Not reporting COVID-19 data to the state health authorities has proven costly for two dozen nursing homes in Maryland. 

The state’s Office of Health Care Quality fined 24 facilities for failing to submit daily reporting information, the Washington Post reported. The fines were between $250 and $750 and were handed down in early May.

The punishments are a far cry from the more than $62,000 levied by the federal government against a Pennsylvania nursing home recently for infection control deficiencies at the facility during the pandemic. 

The state requires nursing homes to submit COVID-19 death and infection data daily to its health information system, which was launched about three weeks ago. Facilities were given a grace period of “several days” after the system was launched before fines started to be assessed, the report explained. 

Providers, however, argued that the system didn’t issue receipts in its first few weeks and nursing homes didn’t know if their information was being received by the state. 

“There likely were instances where nursing homes did not file the CRISP report on time because they were actually focused on real-time hands-on care,” said Joseph DeMattos, president of Health Facilities Association of Maryland. 

About 98% of providers are complying with the reporting mandates, according to the state. 

The federal government also recently launched its COVID-19 reporting process for nursing homes.
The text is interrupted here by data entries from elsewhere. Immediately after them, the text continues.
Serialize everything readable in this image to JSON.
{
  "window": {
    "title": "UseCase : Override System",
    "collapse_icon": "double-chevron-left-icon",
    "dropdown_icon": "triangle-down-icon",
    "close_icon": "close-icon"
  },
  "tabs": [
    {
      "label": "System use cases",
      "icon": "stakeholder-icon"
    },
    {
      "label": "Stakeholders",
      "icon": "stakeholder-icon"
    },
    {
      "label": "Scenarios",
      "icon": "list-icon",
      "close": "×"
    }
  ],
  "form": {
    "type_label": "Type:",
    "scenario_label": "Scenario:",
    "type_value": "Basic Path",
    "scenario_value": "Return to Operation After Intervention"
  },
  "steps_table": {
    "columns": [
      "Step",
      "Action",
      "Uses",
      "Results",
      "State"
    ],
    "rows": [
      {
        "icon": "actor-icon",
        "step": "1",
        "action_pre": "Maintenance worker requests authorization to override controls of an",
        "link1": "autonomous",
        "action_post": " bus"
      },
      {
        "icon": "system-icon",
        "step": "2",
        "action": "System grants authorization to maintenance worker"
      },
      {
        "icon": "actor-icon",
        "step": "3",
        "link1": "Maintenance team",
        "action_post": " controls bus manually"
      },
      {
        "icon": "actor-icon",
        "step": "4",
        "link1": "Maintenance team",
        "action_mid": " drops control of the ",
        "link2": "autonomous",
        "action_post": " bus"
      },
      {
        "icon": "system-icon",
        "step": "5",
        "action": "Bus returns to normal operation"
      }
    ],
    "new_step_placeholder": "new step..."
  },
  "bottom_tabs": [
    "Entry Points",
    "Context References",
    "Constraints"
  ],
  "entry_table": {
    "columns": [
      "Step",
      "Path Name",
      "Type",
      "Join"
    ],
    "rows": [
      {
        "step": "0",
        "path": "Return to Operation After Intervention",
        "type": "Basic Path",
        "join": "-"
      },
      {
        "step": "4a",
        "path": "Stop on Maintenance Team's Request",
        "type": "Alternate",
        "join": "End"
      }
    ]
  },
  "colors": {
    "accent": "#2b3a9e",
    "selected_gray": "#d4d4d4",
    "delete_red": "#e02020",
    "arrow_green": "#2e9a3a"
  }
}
Providers face up to $1,000 weekly fines for not reporting infections in a timely manner.